Two weeks ago it saw its biggest weakly fall against the euro since the start of 2015.
Traders took heart in a measure of US consumer prices that increased only slightly in July, pointing to benign inflation that could make the Federal Reserve cautious about raising interest rates again this year.
If the North Korean regime "does anything" to the United States or a U.S. ally "things will happen to them like they never thought possible", Trump told reporters on Thursday, according to Bloomberg.
The heightened rhetoric dragged London's top flight back from 7,542.73 on Tuesday, when it came within a whisker of reaching the all-time closing high of 7547.63 recorded on May 26 and June 2.
The CBOE Volatility Index, better known as the VIX and the most widely-followed barometer of expected near-term stock market volatility, closed at 10.96, its highest in about a month.
Emerging market stocks lost 1.28 percent.
Investors instead turned to safe-haven assets such as gold, pushing it to a two-month high, and the Japanese yen rose.
Tillerson's tone was in sharp contrast to that of USA president Donald Trump, who warned on Tuesday any North Korean threat to the United States would be met with "fire and fury".
"Investors have been anticipating that we are due a correction of some sort", said Paul Harper, European equity strategist at DNB.
Despite the past week's decline, the major indexes are in positive territory so far this year, led by the Nasdaq, which is up 16.2 percent.
Five of the 11 major S&P sectors were higher, with the leader technology index.SPLRCT up 0.4 percent. TripAdvisor shares shed $1.75, or 4.4 percent, to $37.80.
The falls followed USA and Asian market declines after North Korea said it was considering plans to attack Guam, which has a large US military base.

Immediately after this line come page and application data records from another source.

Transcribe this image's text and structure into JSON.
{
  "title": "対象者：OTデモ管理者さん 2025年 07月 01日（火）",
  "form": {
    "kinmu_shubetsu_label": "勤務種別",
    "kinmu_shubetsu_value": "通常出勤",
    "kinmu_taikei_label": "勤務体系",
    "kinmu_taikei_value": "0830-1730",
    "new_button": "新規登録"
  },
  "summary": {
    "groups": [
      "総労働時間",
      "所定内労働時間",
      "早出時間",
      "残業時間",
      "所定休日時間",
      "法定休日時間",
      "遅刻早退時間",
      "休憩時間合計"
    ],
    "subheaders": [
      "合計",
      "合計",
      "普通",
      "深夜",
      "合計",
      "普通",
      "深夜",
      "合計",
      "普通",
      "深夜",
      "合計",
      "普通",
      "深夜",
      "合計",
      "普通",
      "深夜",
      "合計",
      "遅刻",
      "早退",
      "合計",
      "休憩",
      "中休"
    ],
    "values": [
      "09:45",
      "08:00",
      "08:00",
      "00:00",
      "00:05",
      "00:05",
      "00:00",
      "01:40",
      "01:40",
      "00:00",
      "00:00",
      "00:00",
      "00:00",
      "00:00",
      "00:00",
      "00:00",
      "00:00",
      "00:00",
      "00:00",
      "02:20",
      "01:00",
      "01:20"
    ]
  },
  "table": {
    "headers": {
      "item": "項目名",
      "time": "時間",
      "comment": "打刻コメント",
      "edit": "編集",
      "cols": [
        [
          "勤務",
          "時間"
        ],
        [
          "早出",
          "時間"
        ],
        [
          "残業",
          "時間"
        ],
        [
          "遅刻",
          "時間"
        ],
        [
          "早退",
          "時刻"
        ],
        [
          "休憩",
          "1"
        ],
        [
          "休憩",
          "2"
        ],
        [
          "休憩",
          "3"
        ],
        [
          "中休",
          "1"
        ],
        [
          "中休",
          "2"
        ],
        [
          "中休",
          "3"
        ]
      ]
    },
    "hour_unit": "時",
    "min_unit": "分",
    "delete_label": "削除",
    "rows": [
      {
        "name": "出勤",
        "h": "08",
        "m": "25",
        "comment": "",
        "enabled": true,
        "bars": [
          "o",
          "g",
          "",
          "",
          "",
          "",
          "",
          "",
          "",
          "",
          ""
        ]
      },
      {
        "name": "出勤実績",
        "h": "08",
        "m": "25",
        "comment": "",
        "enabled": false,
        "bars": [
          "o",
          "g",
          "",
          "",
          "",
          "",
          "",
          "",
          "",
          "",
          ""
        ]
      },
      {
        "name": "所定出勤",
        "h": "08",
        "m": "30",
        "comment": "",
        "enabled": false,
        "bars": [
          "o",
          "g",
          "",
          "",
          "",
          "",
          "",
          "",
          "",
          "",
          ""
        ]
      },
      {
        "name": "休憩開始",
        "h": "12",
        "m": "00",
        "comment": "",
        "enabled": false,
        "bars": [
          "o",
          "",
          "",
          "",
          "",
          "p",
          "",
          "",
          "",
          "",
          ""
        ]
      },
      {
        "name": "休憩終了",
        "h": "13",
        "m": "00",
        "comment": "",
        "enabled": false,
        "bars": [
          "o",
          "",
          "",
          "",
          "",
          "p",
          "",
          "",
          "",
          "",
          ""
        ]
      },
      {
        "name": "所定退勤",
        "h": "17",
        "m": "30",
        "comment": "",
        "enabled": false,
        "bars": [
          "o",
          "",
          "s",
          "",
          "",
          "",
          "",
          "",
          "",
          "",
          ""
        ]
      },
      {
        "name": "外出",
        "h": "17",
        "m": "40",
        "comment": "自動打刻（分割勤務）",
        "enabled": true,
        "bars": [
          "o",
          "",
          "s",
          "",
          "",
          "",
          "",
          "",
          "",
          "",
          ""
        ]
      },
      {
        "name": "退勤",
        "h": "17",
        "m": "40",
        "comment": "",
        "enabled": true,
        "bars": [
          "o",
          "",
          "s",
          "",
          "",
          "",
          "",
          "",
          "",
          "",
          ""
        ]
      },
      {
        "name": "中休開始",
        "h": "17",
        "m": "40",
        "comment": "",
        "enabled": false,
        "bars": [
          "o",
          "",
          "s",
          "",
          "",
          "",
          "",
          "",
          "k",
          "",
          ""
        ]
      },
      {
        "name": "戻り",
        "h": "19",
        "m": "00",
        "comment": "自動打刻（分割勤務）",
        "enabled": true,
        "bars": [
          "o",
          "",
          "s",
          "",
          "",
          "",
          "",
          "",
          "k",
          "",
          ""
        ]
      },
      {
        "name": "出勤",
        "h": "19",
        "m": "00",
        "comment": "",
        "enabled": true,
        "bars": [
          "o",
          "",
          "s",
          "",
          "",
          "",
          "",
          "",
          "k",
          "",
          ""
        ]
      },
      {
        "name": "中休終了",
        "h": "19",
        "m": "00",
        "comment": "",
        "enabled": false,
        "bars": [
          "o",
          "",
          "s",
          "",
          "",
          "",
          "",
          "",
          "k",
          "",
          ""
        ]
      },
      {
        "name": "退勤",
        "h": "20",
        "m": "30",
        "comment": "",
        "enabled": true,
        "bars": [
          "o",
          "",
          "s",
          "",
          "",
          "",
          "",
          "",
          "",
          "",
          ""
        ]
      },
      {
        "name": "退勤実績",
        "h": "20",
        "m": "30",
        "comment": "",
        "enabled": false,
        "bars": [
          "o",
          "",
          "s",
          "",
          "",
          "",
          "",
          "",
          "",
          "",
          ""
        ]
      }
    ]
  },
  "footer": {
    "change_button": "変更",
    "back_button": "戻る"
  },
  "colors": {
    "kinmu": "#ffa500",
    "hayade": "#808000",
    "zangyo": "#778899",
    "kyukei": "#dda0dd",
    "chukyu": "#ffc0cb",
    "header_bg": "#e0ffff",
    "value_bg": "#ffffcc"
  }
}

"This situation is beginning to develop into this generation's Cuban Missile crisis moment", ING's chief Asia economist Robert Carnell wrote in a note. US gold futures gained 0.26 percent to $1,293.50 an ounce.
Crude futures meanwhile extended losses on fears of slowing demand and lingering concerns over global oversupply. Brent crude, used to price worldwide oils, rose 20 cents to $52.10 a barrel in London.
Utilities closed up 0.3 percent while the materials sector was the S&P's biggest loser with a 0.9-percent drop.
The pan-European STOXX 600 was down 0.7% at closing, France's CAC 40 fell 1.4% after a vehicle hit a group of soldiers in Paris in what is thought to have been a deliberate act, and a fall in bond yields saw Germany's DAX down 1.1%. Copper, the bellwether industrial metal, was set for its first weekly drop in five weeks.
About 6.22 billion shares changed hands on USA stock exchanges, slightly above the 6.15 billion average for the last 20 sessions. The Korea tensions though have seen both USA and European markets this week push back expectations of when the Fed and ECB might hike interest rates.